Mr. Speaker, the federal government has contributed to the construction of highways since the first world war.

As the hon. member knows, Canadian highways are a provincial responsibility. Discussions are going to be held with my provincial counterparts on a plan for continuation of funding. In May, a meeting will be held in Edmonton to discuss this.

Highways
Oral Question Period

11:50 a.m.

Progressive Conservative

André Harvey Chicoutimi, QC

Mr. Speaker, in a speech last November 17 in Toronto, the minister stated that he was in favour of new major national toll-free highway projects and an examination of the potential for constructive collaboration between the federal, provincial and private sector.

I would like the minister to indicate to me if, for instance, he considers it important to upgrade the highway between the metropolitan Quebec and Saguenay—Lac-Saint-Jean regions, as a major pilot project, thus allowing us to link two large and important regions of this country? Unfortunately, the Government of Quebec is still turning a deaf ear to any new approach.

Highways
Oral Question Period

11:50 a.m.

Don Valley East
Ontario

Liberal

David Collenette Minister of Transport

Mr. Speaker, I am well aware of the very specific concerns the hon. member has about highway 175 in his riding.

Provinces have priorities, the province of Quebec in this case, but I am sure that partnerships in highway construction will be considered.

I believe it is a good idea to involve the private sector in their construction, and I am pleased that the hon. member supports the concept of partnering with the private sector to build highways.

Forestry
Oral Question Period

11:50 a.m.

Liberal

Ben Serré Timiskaming—Cochrane, ON

Mr. Speaker, my question is for the Minister of Natural Resources.

British Columbia's forest industry is in trouble.
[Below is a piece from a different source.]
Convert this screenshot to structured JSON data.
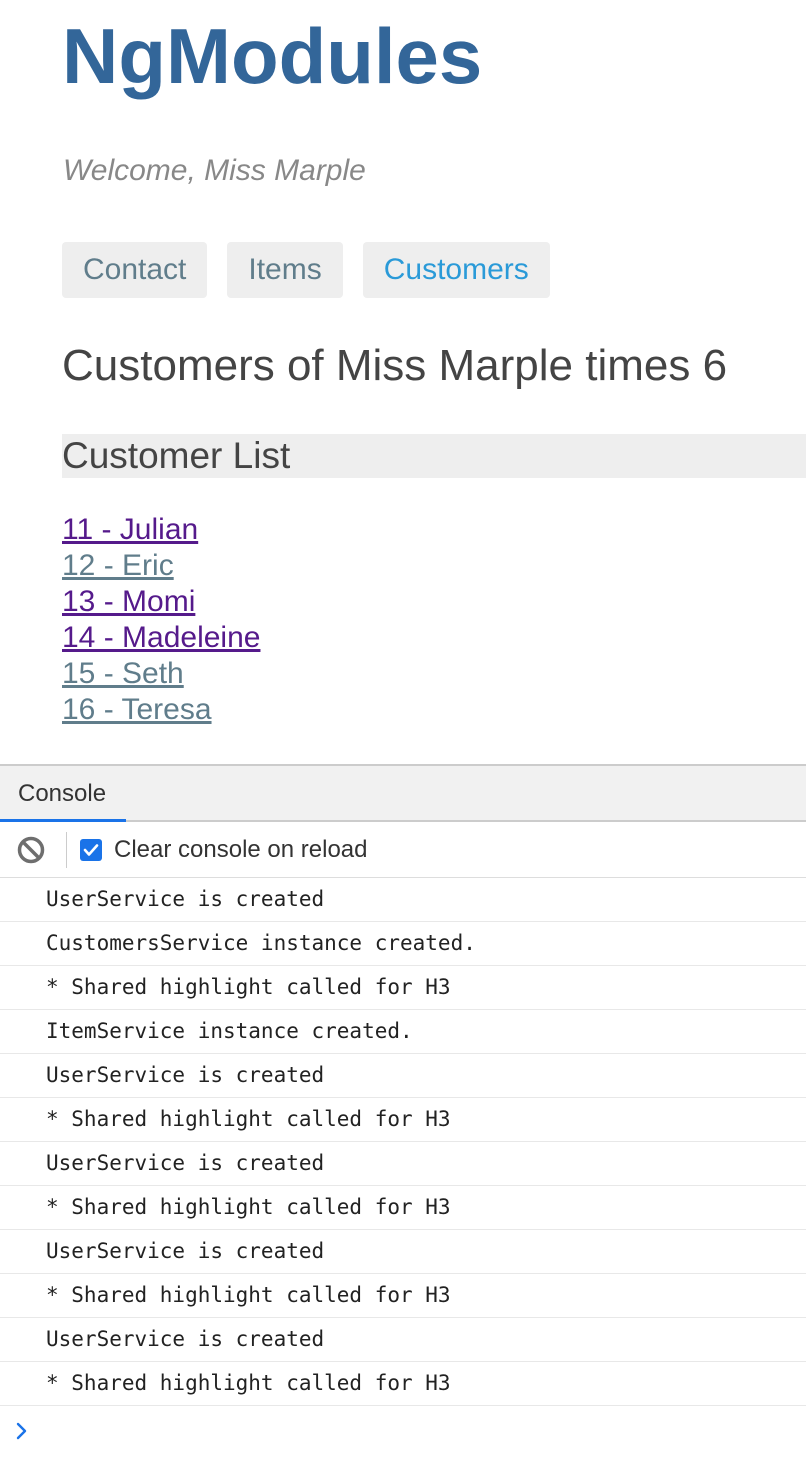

Logging levels and foreign exports are down. B.C. mills and workers are idle.

What is the federal government doing to address these issues facing this most important Canadian industry?

Forestry
Oral Question Period

11:50 a.m.

Wascana
Saskatchewan

Liberal

Ralph Goodale Minister of Natural Resources and Minister responsible for the Canadian Wheat Board

Mr. Speaker, forestry management practices per se are a provincial responsibility but there is an important federal role particularly with respect to science and technology and trade.

I am happy to say that typically the Government of Canada invests its natural resources research budget on a regional basis. With respect to science and technology, 16% in total flows to the province of British Columbia. Last year it was $34 million for important projects.

On trade, I am working with the industry, with union leadership, with the province and with foreign governments and buyers to secure the greatest amount of market access for British Columbia forest products, access that is not only stable for the present time but growing for the future.

Taxation
Oral Question Period

11:50 a.m.

Reform

Eric C. Lowther Calgary Centre, AB

Mr. Speaker, studies show how important the parent-child bond is for the long term health of Canadian children. A national poll indicated that 94% of Canadians are concerned about the lack of time they have to spend with their offspring.

Many parents would like to stay home and raise their children if they could afford to do it, but this government overtaxes them if they do. Only third party child care expenses can be deducted and the last budget increased this by 35% while ignoring homemakers.

When will this government stop its discriminatory tax policies which undermine many Canadian families?

Taxation
Oral Question Period

11:50 a.m.

Willowdale
Ontario

Liberal

Jim Peterson Secretary of State (International Financial Institutions)

Mr. Speaker, we understand that this is a priority of many members of this House.

We have to recognize that we have taken steps in past budgets in order to recognize the very real burden that homes bear, particularly those where one person is working and another is not. For example in our last budget we took 400,000 taxpayers right off the roles. We reduced the taxes for 14 million Canadians, or 90% of all taxpayers. Through the national child tax benefit we are putting funds directly into the area where we think they are most needed, to those families where—

Taxation
Oral Question Period

11:55 a.m.

The Speaker

The hon. member for Matapédia—Matane.